We both recognize the need for high quality SEO reviews as well as killer copywriting. Neither of us are complete without the other.

That said, I’d like to introduce Matt Morgan, CEO at Optimize Worldwide. His SEO and web design company will extend the benefits I offer my clients while my marketing, copywriting and business communication skills will add value to his. It’s a win-win, in my opinion.

Matt’s skill at the confusing backend SEO strategy and his knowledge in how to “make it so” are impressive. And he has endless patience for those of us, like me, who know only enough to be dangerous. He lives in meta-tag world.

I dream in words. He dreams in code. It’s a perfect pairing.

How will this work?

Both Bizziwriter and Optimize Worldwide will continue to operate as unique entities. But when I hand off a client’s copy for web publication, its work is only half done. It needs to find the goal–its audience. I will suggest Matt’s services and feel good about extending tools to move my copywriting down the field.
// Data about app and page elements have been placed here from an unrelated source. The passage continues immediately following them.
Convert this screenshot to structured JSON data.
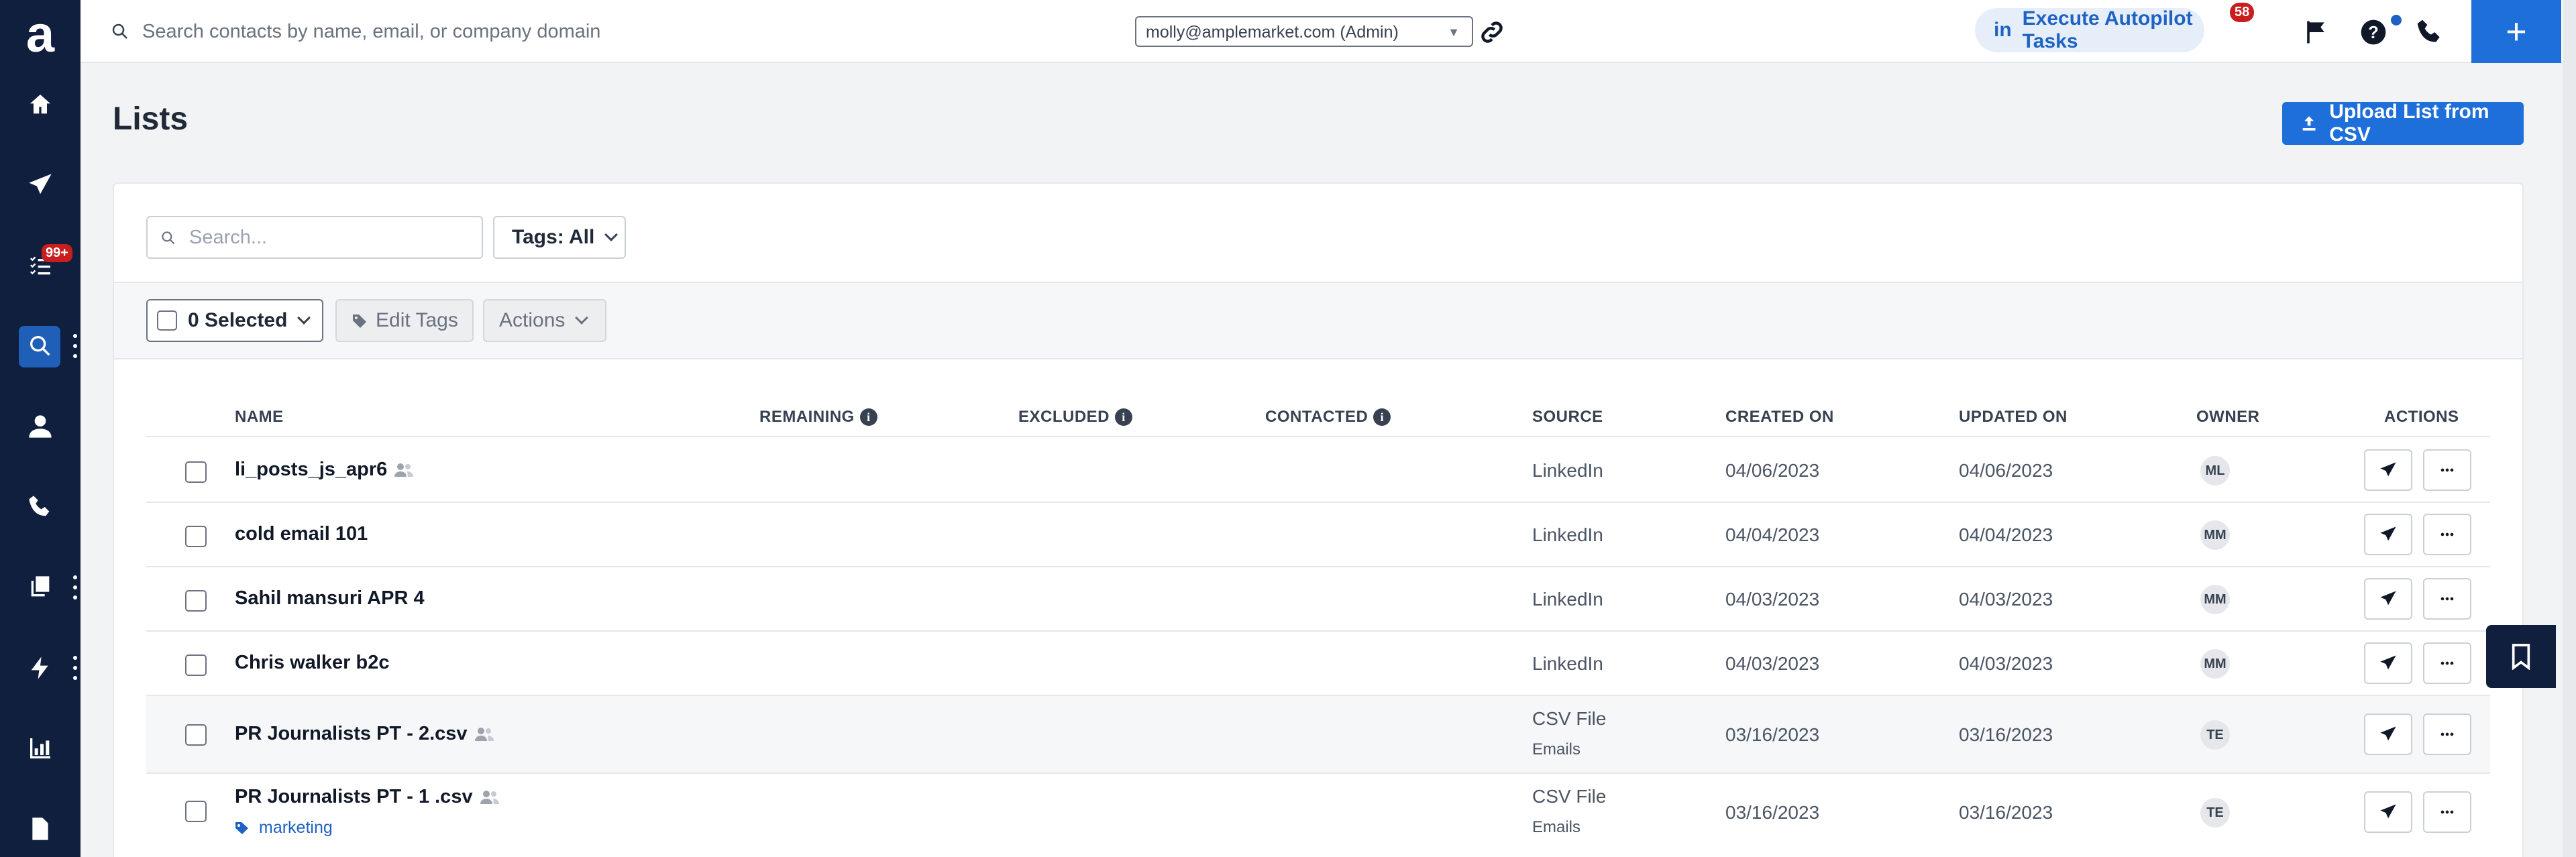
{
  "top_bar": {
    "search_placeholder": "Search contacts by name, email, or company domain",
    "account": "molly@amplemarket.com (Admin)",
    "autopilot_label": "Execute Autopilot Tasks",
    "autopilot_prefix": "in",
    "autopilot_count": "58"
  },
  "sidebar": {
    "logo": "a",
    "tasks_badge": "99+"
  },
  "page": {
    "title": "Lists",
    "upload_label": "Upload List from CSV"
  },
  "filters": {
    "search_placeholder": "Search...",
    "tags_label": "Tags: All"
  },
  "toolbar": {
    "selected_label": "0 Selected",
    "edit_tags_label": "Edit Tags",
    "actions_label": "Actions"
  },
  "table": {
    "headers": {
      "name": "NAME",
      "remaining": "REMAINING",
      "excluded": "EXCLUDED",
      "contacted": "CONTACTED",
      "source": "SOURCE",
      "created": "CREATED ON",
      "updated": "UPDATED ON",
      "owner": "OWNER",
      "actions": "ACTIONS"
    },
    "rows": [
      {
        "name": "li_posts_js_apr6",
        "shared": true,
        "source": "LinkedIn",
        "source_sub": "",
        "created": "04/06/2023",
        "updated": "04/06/2023",
        "owner": "ML",
        "tag": ""
      },
      {
        "name": "cold email 101",
        "shared": false,
        "source": "LinkedIn",
        "source_sub": "",
        "created": "04/04/2023",
        "updated": "04/04/2023",
        "owner": "MM",
        "tag": ""
      },
      {
        "name": "Sahil mansuri APR 4",
        "shared": false,
        "source": "LinkedIn",
        "source_sub": "",
        "created": "04/03/2023",
        "updated": "04/03/2023",
        "owner": "MM",
        "tag": ""
      },
      {
        "name": "Chris walker b2c",
        "shared": false,
        "source": "LinkedIn",
        "source_sub": "",
        "created": "04/03/2023",
        "updated": "04/03/2023",
        "owner": "MM",
        "tag": ""
      },
      {
        "name": "PR Journalists PT - 2.csv",
        "shared": true,
        "source": "CSV File",
        "source_sub": "Emails",
        "created": "03/16/2023",
        "updated": "03/16/2023",
        "owner": "TE",
        "tag": ""
      },
      {
        "name": "PR Journalists PT - 1 .csv",
        "shared": true,
        "source": "CSV File",
        "source_sub": "Emails",
        "created": "03/16/2023",
        "updated": "03/16/2023",
        "owner": "TE",
        "tag": "marketing"
      }
    ]
  },
  "colors": {
    "brand_blue": "#1e6fd9",
    "sidebar_bg": "#0f1f3d",
    "badge_red": "#c81e1e"
  }
}
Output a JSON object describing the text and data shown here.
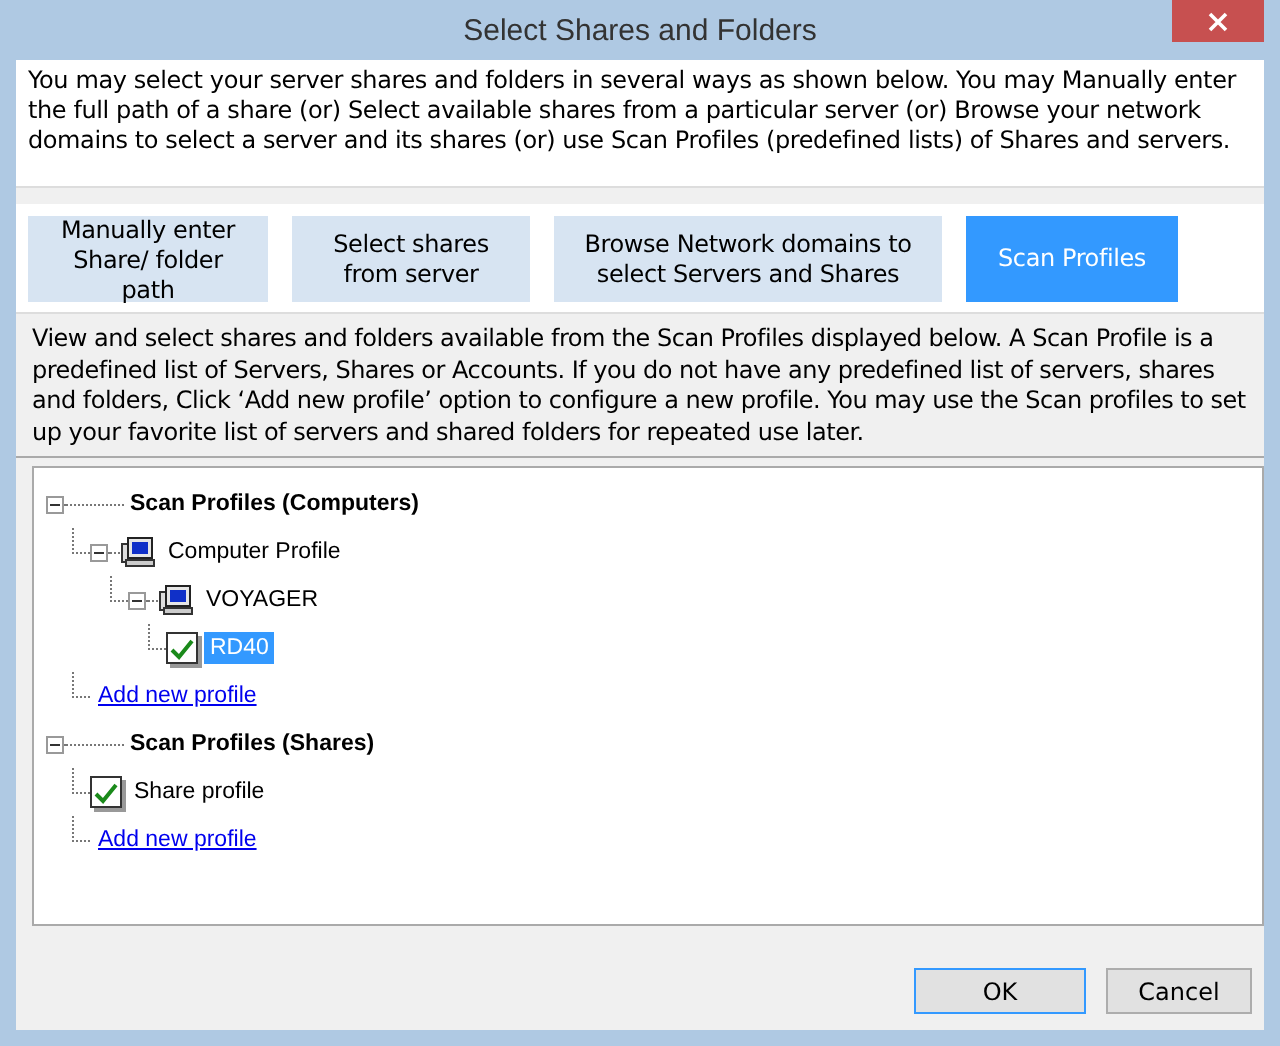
{
  "window": {
    "title": "Select Shares and Folders"
  },
  "intro": "You may select your server shares and folders in several ways as shown below. You may Manually enter the full path of a share (or) Select available shares from a particular server (or) Browse your network domains to select a server and its shares (or) use Scan Profiles (predefined lists) of Shares and servers.",
  "tabs": [
    {
      "label": "Manually enter Share/ folder path",
      "selected": false
    },
    {
      "label": "Select shares from server",
      "selected": false
    },
    {
      "label": "Browse Network domains to select Servers and Shares",
      "selected": false
    },
    {
      "label": "Scan Profiles",
      "selected": true
    }
  ],
  "description": "View and select shares and folders available from the Scan Profiles displayed below. A Scan Profile is a predefined list of Servers, Shares or Accounts. If you do not have any predefined list of servers, shares and folders, Click ‘Add new profile’ option to configure a new profile. You may use the Scan profiles to set up your favorite list of servers and shared folders for repeated use later.",
  "tree": [
    {
      "kind": "group",
      "label": "Scan Profiles (Computers)",
      "expanded": true,
      "children": [
        {
          "kind": "computer",
          "label": "Computer Profile",
          "expanded": true,
          "children": [
            {
              "kind": "computer",
              "label": "VOYAGER",
              "expanded": true,
              "children": [
                {
                  "kind": "check",
                  "label": "RD40",
                  "checked": true,
                  "selected": true
                }
              ]
            }
          ]
        },
        {
          "kind": "link",
          "label": "Add new profile"
        }
      ]
    },
    {
      "kind": "group",
      "label": "Scan Profiles (Shares)",
      "expanded": true,
      "children": [
        {
          "kind": "check",
          "label": "Share profile",
          "checked": true,
          "selected": false
        },
        {
          "kind": "link",
          "label": "Add new profile"
        }
      ]
    }
  ],
  "buttons": [
    {
      "label": "OK",
      "kind": "default"
    },
    {
      "label": "Cancel",
      "kind": "normal"
    }
  ]
}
Optimize Worldwide offers a variety of SEO packages, from basic SEO practices review and evaluation to ongoing, monthly SEO management.

And vice versa. I’ll offer his clients an artful portrayal of brand. I’ll tell their story while working key phrases and keywords into the copy where they fit.

Stay tuned for Matt’s SEO dedicated page on Bizziwriter’s website and look for more compelling posts that will increase our understanding of magical SEO powers.

For more information about SEO or copywriting today, please click on the Contact button to your right or sign up for our newsletter at the top right of this page.

What do you think?

Is SEO more important than content marketing? Is copywriting content more vital than SEO? Weigh in on the comments below.